-- Opening Marker --
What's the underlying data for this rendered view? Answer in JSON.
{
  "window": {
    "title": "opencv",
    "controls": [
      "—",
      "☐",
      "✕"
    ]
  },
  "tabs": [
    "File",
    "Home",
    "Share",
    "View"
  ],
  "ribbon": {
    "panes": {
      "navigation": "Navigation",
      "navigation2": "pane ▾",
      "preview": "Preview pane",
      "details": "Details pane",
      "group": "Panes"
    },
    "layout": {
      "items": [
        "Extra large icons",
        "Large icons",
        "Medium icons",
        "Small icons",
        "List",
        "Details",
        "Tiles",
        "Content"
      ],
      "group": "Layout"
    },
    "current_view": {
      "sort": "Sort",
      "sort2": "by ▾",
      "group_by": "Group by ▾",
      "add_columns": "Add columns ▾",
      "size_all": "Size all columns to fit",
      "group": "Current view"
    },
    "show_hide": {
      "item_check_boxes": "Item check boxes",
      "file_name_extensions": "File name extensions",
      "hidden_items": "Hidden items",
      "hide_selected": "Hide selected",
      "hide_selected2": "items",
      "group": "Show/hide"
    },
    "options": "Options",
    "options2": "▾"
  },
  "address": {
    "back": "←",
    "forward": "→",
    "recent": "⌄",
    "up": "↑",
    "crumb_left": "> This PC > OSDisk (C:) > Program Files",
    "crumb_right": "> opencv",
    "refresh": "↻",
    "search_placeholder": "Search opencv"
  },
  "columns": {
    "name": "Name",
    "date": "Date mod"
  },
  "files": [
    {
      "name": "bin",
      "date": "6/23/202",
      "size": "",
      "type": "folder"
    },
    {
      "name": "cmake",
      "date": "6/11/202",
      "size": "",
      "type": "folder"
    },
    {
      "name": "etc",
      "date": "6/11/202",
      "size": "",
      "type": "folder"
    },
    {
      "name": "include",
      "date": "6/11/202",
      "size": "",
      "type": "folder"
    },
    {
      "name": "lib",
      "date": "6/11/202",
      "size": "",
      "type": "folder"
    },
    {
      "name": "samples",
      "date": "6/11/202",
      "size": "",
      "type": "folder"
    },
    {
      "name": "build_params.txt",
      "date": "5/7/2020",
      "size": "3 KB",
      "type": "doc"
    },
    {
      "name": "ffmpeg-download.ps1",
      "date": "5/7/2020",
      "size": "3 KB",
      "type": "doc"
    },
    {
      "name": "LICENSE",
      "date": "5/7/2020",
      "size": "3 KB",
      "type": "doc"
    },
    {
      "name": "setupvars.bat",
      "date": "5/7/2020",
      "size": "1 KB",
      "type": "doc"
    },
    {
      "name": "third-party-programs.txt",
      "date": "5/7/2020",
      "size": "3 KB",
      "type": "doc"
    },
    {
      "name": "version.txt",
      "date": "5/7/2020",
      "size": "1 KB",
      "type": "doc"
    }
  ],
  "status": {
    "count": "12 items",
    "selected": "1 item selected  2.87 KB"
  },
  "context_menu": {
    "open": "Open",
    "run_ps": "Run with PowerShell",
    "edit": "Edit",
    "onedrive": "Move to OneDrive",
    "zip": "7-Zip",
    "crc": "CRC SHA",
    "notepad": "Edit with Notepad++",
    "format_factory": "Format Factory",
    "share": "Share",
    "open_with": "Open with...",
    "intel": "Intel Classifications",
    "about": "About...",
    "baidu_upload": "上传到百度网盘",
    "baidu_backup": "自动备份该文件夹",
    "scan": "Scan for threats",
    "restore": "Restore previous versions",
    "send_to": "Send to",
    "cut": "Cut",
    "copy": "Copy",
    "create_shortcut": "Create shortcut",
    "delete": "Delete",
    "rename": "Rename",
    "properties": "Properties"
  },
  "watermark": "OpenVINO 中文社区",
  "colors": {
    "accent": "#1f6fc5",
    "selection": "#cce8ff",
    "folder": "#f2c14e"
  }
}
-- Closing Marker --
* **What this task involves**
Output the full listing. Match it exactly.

* **Answer space**
What's the underlying data for this rendered view? Answer in JSON.
{
  "window": {
    "title": "opencv",
    "controls": [
      "—",
      "☐",
      "✕"
    ]
  },
  "tabs": [
    "File",
    "Home",
    "Share",
    "View"
  ],
  "ribbon": {
    "panes": {
      "navigation": "Navigation",
      "navigation2": "pane ▾",
      "preview": "Preview pane",
      "details": "Details pane",
      "group": "Panes"
    },
    "layout": {
      "items": [
        "Extra large icons",
        "Large icons",
        "Medium icons",
        "Small icons",
        "List",
        "Details",
        "Tiles",
        "Content"
      ],
      "group": "Layout"
    },
    "current_view": {
      "sort": "Sort",
      "sort2": "by ▾",
      "group_by": "Group by ▾",
      "add_columns": "Add columns ▾",
      "size_all": "Size all columns to fit",
      "group": "Current view"
    },
    "show_hide": {
      "item_check_boxes": "Item check boxes",
      "file_name_extensions": "File name extensions",
      "hidden_items": "Hidden items",
      "hide_selected": "Hide selected",
      "hide_selected2": "items",
      "group": "Show/hide"
    },
    "options": "Options",
    "options2": "▾"
  },
  "address": {
    "back": "←",
    "forward": "→",
    "recent": "⌄",
    "up": "↑",
    "crumb_left": "> This PC > OSDisk (C:) > Program Files",
    "crumb_right": "> opencv",
    "refresh": "↻",
    "search_placeholder": "Search opencv"
  },
  "columns": {
    "name": "Name",
    "date": "Date mod"
  },
  "files": [
    {
      "name": "bin",
      "date": "6/23/202",
      "size": "",
      "type": "folder"
    },
    {
      "name": "cmake",
      "date": "6/11/202",
      "size": "",
      "type": "folder"
    },
    {
      "name": "etc",
      "date": "6/11/202",
      "size": "",
      "type": "folder"
    },
    {
      "name": "include",
      "date": "6/11/202",
      "size": "",
      "type": "folder"
    },
    {
      "name": "lib",
      "date": "6/11/202",
      "size": "",
      "type": "folder"
    },
    {
      "name": "samples",
      "date": "6/11/202",
      "size": "",
      "type": "folder"
    },
    {
      "name": "build_params.txt",
      "date": "5/7/2020",
      "size": "3 KB",
      "type": "doc"
    },
    {
      "name": "ffmpeg-download.ps1",
      "date": "5/7/2020",
      "size": "3 KB",
      "type": "doc"
    },
    {
      "name": "LICENSE",
      "date": "5/7/2020",
      "size": "3 KB",
      "type": "doc"
    },
    {
      "name": "setupvars.bat",
      "date": "5/7/2020",
      "size": "1 KB",
      "type": "doc"
    },
    {
      "name": "third-party-programs.txt",
      "date": "5/7/2020",
      "size": "3 KB",
      "type": "doc"
    },
    {
      "name": "version.txt",
      "date": "5/7/2020",
      "size": "1 KB",
      "type": "doc"
    }
  ],
  "status": {
    "count": "12 items",
    "selected": "1 item selected  2.87 KB"
  },
  "context_menu": {
    "open": "Open",
    "run_ps": "Run with PowerShell",
    "edit": "Edit",
    "onedrive": "Move to OneDrive",
    "zip": "7-Zip",
    "crc": "CRC SHA",
    "notepad": "Edit with Notepad++",
    "format_factory": "Format Factory",
    "share": "Share",
    "open_with": "Open with...",
    "intel": "Intel Classifications",
    "about": "About...",
    "baidu_upload": "上传到百度网盘",
    "baidu_backup": "自动备份该文件夹",
    "scan": "Scan for threats",
    "restore": "Restore previous versions",
    "send_to": "Send to",
    "cut": "Cut",
    "copy": "Copy",
    "create_shortcut": "Create shortcut",
    "delete": "Delete",
    "rename": "Rename",
    "properties": "Properties"
  },
  "watermark": "OpenVINO 中文社区",
  "colors": {
    "accent": "#1f6fc5",
    "selection": "#cce8ff",
    "folder": "#f2c14e"
  }
}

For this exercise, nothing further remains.